    return string[:half] == 'a' * half and string[half:] == 'b' * half

# Test the function
print(is_an_bn("aaabbb"))

Output:

True

This code splits the string in half and then checks if the first half consists entirely of ‘a’s and the second half entirely of ‘b’s, confirming that the pattern a^n b^n holds true.

Method 4: Pythonic Approach with all() and enumerate()

The combination of all() and enumerate() allows for a concise, Pythonic way to check if the string matches the a^n b^n pattern. It is clean and efficient but might be slightly harder to read than the iterative approach.

Here’s an example:

def is_an_bn(string):
    n = len(string) // 2
    return all(c == 'a' if i < n else c == 'b' for i, c in enumerate(string))

# Test the function
print(is_an_bn("aaabbb"))

Output:

True

This code snippet employs all() with a generator expression that iterates over each character and its index, checking if ‘a’s are in the first half and ‘b’s are in the second half of the string.

Bonus One-Liner Method 5: Lambda and List Comprehension

This method uses a lambda function along with a list comprehension for a compact solution. It succinctly checks the a^n b^n pattern in one line but might be less clear for beginners to understand.

Here’s an example:

is_an_bn = lambda s: s == "a" * (len(s)//2) + "b" * (len(s)//2)

# Test the function
print(is_an_bn("aaabbb"))

Output:

True

The lambda function constructs a string with equal halves of ‘a’s and ‘b’s and compares it to the input string, determining if it follows the a^n b^n pattern.

Summary/Discussion
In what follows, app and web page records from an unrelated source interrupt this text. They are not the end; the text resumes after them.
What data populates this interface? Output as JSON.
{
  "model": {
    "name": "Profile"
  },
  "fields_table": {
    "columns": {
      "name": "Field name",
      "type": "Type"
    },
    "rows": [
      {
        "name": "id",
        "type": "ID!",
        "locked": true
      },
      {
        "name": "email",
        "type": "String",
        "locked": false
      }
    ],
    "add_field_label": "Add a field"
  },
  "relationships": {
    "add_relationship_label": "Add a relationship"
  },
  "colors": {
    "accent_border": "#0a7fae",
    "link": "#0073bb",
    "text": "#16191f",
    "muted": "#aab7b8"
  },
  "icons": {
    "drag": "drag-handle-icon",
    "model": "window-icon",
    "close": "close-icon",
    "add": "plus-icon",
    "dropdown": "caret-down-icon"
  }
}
  • Method 1: Iterative Check. Simple to implement. Less efficient for long strings.
  • Method 2: Using Regular Expressions. Efficient for pattern matching. Can be complex for simple cases.
  • Method 3: Splitting and Comparison. Fastest on correctly formatted strings. Slower on invalid inputs.
  • Method 4: Pythonic Approach with all() and enumerate(). Clean and efficient. Slightly less readable.
  • Bonus Method 5: Lambda and List Comprehension. Very concise. Potentially confusing for newcomers to Python.